Mother’s Day turned out to be a resounding success. We were up and at it first thing on Saturday morning, going down the last five locks and under some chimney scraping bridges into Stratford, where we moored, as planned, nose to nose with Hamlet.
Mum and Dad turned up and, much to everyone’s delight and with a little help and no fuss, Mum climbed aboard. It’s the first time she’s seen the inside since last summer and it made us realise just how much we’ve changed it. We had a lovely afternoon and finished it off with a meal in a pub in the town. Moored in the countryside, usually in the middle of nowhere, is our natural habitat – we likes it quiet – but every once in a while it makes a nice change to be in the centre of things, especially when you know that tomorrow you’ll be leaving.
10/10 for Stratford though; nice moorings, clean public loos, and we thought the entertainment, provided by a group of lads casting one of their number adrift on a pontoon just before we left on Monday, was superb.
While we were back at the bottom of Wilmcote locks for a few nights, John and Camilla came for a visit. They were on their way to Wilton Marina to have a look at three or four potential boats so Dave went along for the ride. They’re looking at 60’ to 70’ and probably a permanent mooring. They’re not in a position to be looking seriously yet; they’ve got a house to sell first, but as we know, once you set the wheels in motion it can get very fast very quickly. Two of the boats on their list had forward engine rooms; one with a Gardiner, the other a Kelvin. Both the boys Oooh’d and Aaah’d at them a lot, even though the rest of the inside and the price tag put them out of play. While they were with us we went for a walk up the locks to Wilmcote and the Mary Arden pub, which is named after Shakespeare’s mother who grew up in the village. Also in the village is Mary Arden’s House; now a working Tudor farm and very popular tourist attraction, with hordes of camera toting Bard-o-philes trouping along daily to see where the great man’s mother spent her early years. It was recently discovered that the house in question was built several years after Mrs Shakespeare, Nee Arden, left the village to seek her fortune, and husband elsewhere. Still, no-one seems to mind and it’s a pretty house whoever grew up there.
Talking of houses, Chloe and Shandy got the keys to their new one, so we took our camping chairs and joined them for fish and chips. They’re not moving in properly till May when Shandy gets back from Cyprus, so for the moment their only furnishings are our camping stuff and a bottle of ketchup. Oh yes, and a 40” flat screen telly. Glad they’ve got their priorities sorted.
At the top we stopped at Wilmcote Bridge where the car was parked to transfer a few bits over. While we were tying up a very pleasant chap came along the towpath and started chatting to us. We told him we were living aboard, it was our first year and we loved it. “That’s good,” he said. “I’m the chairman.” “Of what?” we asked. “Of British Waterways.” he said. So, our new mate Tony – Tone - The Tonester, gave us a leaflet about the new Canal and River Trust charity that takes over from BW this summer. Actually he didn’t give it to us then, it was later on in the day that we passed him again in a hire boat; he leaned out and in a very impressive mid-canal hand-over gave the leaflet to Ann-Marie. Top Man!

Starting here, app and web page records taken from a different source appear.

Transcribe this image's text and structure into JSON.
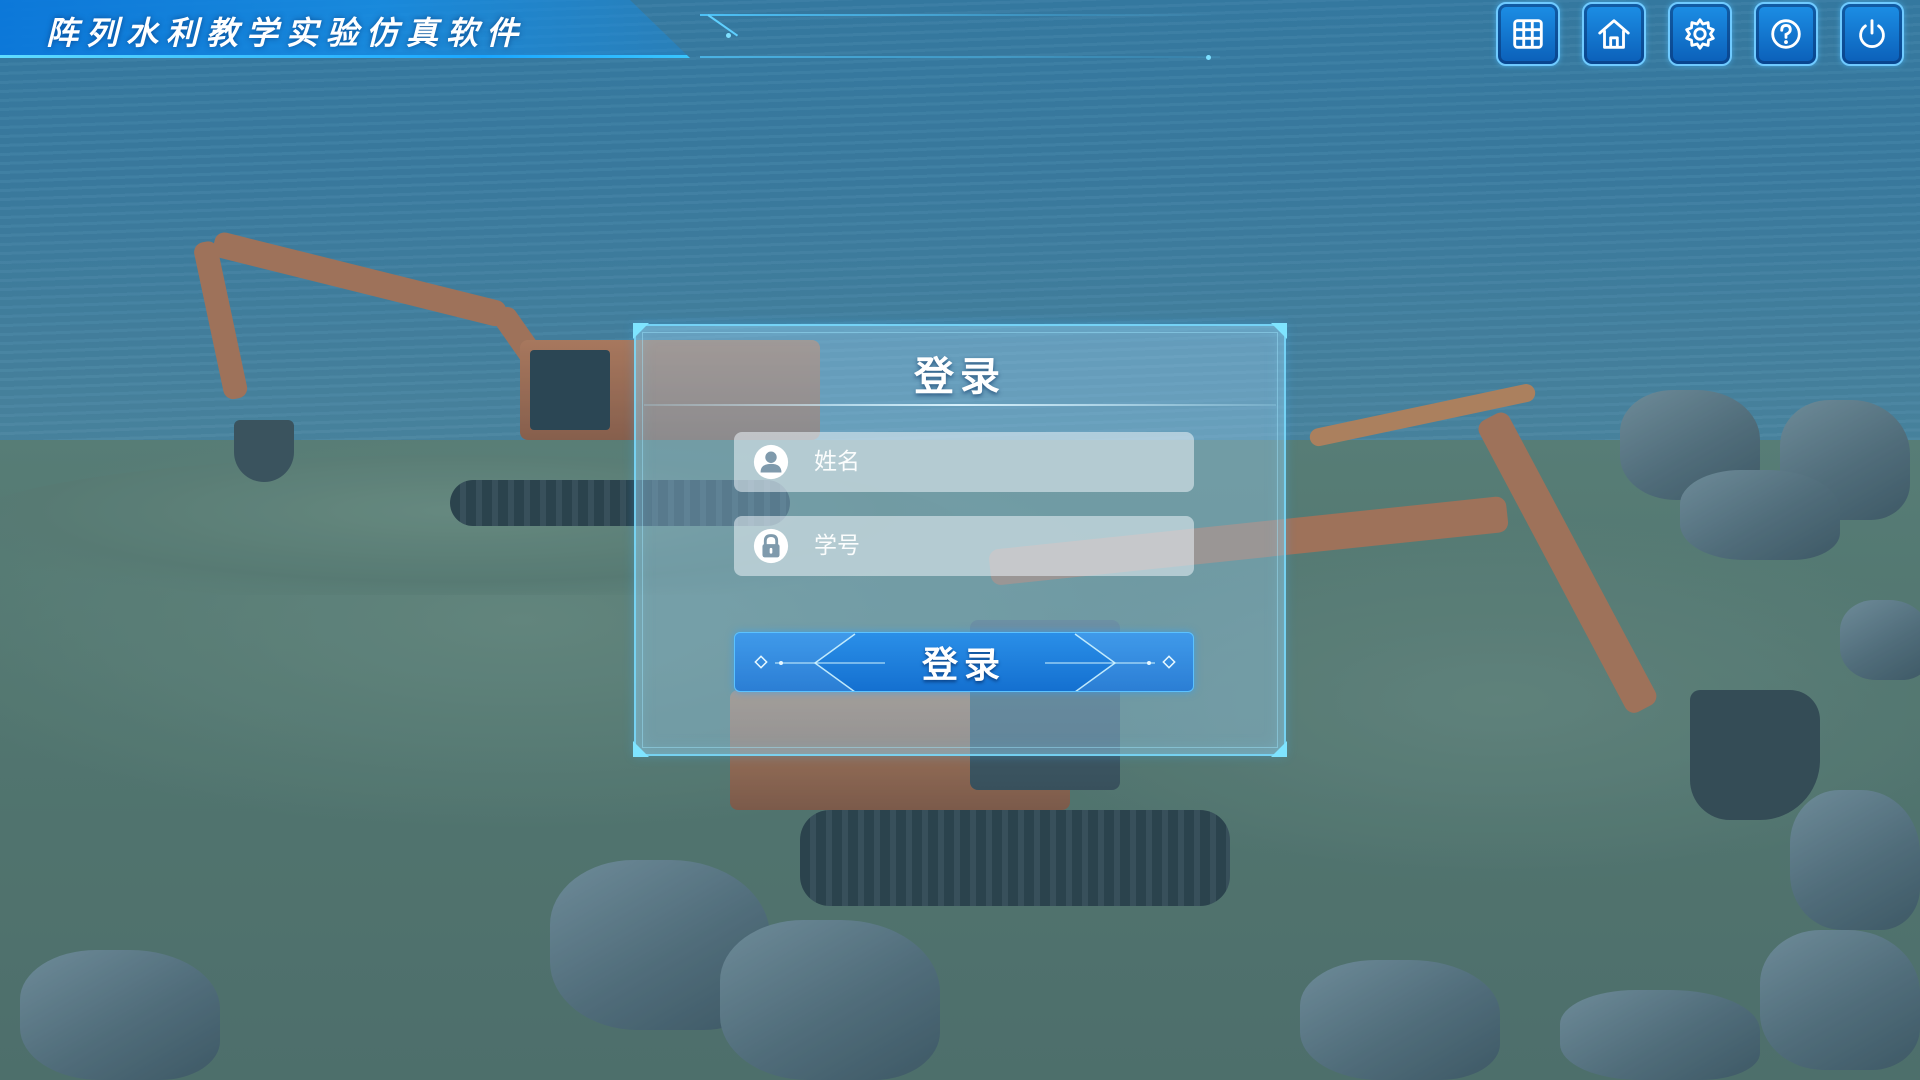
{
  "app": {
    "title": "阵列水利教学实验仿真软件"
  },
  "toolbar": {
    "buttons": [
      {
        "name": "grid-menu-button",
        "icon": "grid-icon"
      },
      {
        "name": "home-button",
        "icon": "home-icon"
      },
      {
        "name": "settings-button",
        "icon": "gear-icon"
      },
      {
        "name": "help-button",
        "icon": "help-circle-icon"
      },
      {
        "name": "power-button",
        "icon": "power-icon"
      }
    ]
  },
  "login": {
    "title": "登录",
    "name_field": {
      "placeholder": "姓名",
      "value": "",
      "icon": "user-icon"
    },
    "id_field": {
      "placeholder": "学号",
      "value": "",
      "icon": "lock-icon"
    },
    "submit_label": "登录"
  },
  "colors": {
    "accent": "#1a8cf0",
    "accent_light": "#6fcaff",
    "panel_border": "#7fe4ff",
    "text": "#ffffff"
  }
}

We come into contact with BW employees all the time and without exception they’re pleasant and helpful. Seems it comes from the top.